This is also demonstrated in Yuan’s life, where she joined opera school at age eleven but Yuan’s father objected her decision because of the traditional views about female performers. However, her mother supported her and hoped that Yuan will bring some income home for the family. The Yue Opera has become increasingly popular especially as more women begin to attend and perform. Most of the Yue opera actresses came from poor peasant families. The reason that most of the young peasant girls decided to join the opera was to bring cash home even if their parents rejected their decisions.
Economic reasons are one of the issues that cause young peasant girls to join opera because it is the only way that they can earn money to provide support for their family.

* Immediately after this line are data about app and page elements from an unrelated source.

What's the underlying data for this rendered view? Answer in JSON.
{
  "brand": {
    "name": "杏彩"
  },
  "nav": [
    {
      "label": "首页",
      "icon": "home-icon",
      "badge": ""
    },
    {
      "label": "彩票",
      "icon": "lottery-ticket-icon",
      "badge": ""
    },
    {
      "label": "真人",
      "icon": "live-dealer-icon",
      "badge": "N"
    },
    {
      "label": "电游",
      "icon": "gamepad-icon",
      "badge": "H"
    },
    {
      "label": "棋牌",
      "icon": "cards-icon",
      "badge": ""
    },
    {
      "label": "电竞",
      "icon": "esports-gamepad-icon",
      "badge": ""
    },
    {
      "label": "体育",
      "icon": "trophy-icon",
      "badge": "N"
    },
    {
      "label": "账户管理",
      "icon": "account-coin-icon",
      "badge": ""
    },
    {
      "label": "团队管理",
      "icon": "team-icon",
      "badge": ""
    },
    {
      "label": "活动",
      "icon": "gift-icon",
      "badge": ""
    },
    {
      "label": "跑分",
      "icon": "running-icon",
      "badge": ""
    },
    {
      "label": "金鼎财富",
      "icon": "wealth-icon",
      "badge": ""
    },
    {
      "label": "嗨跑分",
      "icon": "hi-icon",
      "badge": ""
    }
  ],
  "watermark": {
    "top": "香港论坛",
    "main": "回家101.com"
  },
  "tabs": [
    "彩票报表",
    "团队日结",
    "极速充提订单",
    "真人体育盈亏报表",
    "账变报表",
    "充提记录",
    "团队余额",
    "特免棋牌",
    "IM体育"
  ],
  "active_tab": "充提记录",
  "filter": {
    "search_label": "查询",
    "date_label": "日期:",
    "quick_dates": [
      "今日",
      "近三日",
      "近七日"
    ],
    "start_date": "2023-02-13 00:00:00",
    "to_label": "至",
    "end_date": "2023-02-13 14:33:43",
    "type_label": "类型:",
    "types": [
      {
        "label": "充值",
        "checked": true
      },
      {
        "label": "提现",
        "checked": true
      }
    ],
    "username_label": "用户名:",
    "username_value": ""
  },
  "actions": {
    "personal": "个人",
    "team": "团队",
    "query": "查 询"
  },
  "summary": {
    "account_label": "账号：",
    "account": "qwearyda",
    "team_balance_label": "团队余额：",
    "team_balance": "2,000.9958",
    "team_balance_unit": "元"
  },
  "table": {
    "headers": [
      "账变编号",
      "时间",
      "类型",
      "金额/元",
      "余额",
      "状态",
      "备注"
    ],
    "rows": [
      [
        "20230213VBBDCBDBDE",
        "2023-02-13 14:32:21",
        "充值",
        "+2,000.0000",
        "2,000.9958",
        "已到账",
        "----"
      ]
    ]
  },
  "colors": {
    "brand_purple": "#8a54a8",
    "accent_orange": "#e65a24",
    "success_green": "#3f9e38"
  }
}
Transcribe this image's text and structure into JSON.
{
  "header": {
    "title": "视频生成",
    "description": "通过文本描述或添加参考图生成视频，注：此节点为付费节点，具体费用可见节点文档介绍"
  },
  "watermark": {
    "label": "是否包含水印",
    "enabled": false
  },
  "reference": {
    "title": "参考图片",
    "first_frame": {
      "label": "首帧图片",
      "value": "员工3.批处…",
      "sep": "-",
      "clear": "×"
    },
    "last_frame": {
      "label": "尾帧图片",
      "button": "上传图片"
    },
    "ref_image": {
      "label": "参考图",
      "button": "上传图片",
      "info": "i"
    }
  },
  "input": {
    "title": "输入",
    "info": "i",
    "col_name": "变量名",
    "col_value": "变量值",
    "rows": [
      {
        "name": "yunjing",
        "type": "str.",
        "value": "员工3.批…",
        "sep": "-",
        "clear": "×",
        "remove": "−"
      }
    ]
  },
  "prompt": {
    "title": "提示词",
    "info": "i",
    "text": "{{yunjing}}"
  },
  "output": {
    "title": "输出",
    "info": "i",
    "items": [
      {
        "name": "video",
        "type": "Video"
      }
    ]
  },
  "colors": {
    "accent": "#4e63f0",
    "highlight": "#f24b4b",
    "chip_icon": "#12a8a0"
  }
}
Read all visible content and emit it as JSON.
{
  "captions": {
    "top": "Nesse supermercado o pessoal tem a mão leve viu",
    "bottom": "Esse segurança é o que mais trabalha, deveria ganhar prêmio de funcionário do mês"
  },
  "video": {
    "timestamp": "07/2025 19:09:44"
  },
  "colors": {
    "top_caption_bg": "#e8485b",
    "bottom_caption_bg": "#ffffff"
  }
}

The Yue Opera actresses joined training school at a young age and received a small stipend. After the trainings, actresses would be hired from company and the company owner would still pay them only a small amount. The Yue Opera actresses do not live well and pay well since earning a living was hard for them because most of the actresses came from poor peasant families.
Unlike the Yue opera, the Beijing Opera actors have family support and connections in the opera circle that help them to earn more. The lack of social support, economic resources, and low literacy has limited the actresses’ power and maintenance. In order for the actresses to gain more support and power, they often secretly tied relationship with their theater bosses or married rich men. However, many Yue Opera actresses that became the secondary wives or concubine of rich men have suffered with “varying degrees of abuse and exploitation at the hands of their husband” (Jiang, 71).
Despite of the financial comfort, actresses have suffered in their personal lives and faced personal tragedies. The reforms of the Yue Opera were not only a change in the artistic form of Chinese Opera but also a change and impact in the women’s lives. The Yue Opera worked and collaborated with each other to change the old styles of Yue Opera to a new style in order to improve women’s living and working conditions. The Yue opera actresses started to form sisterhood that tried to fight for their rights and work together for common goals and interest.
The reform was very successful since it was collaboration between performers and theater staff and many progressive male writers and professionals would participate in the reforms. The goal of the sisterhood is to search for independence and to improve their living conditions. In the summer of 1947, ten famous female Yue Opera actresses performed on stages to establish their goals and to promote their messages to their audience. However, the performance was banned by the Shanghai municipal government but the performance demonstrated the actresses’ courage and desire to modify and improve women’s lives.
The Yue Opera has played an important role in women’s lives since it is a way for them to express their emotions and a way for them to search for independence. Unlike many other regional operas, the Yue Opera shows women’s entrance into the opera market and demonstrated women’s intelligence. The progression and transformation of the Yue Opera is shaped by traditional Chinese Operas and women’s status in Chinese culture. The reform of Yue Opera sends out a message to the society about women’s roles.
Cite this Yue Opera: Traditional Forms of Chinese Opera
Yue Opera: Traditional Forms of Chinese Opera. (2016, Sep 27). Retrieved from https://graduateway.com/yue-opera/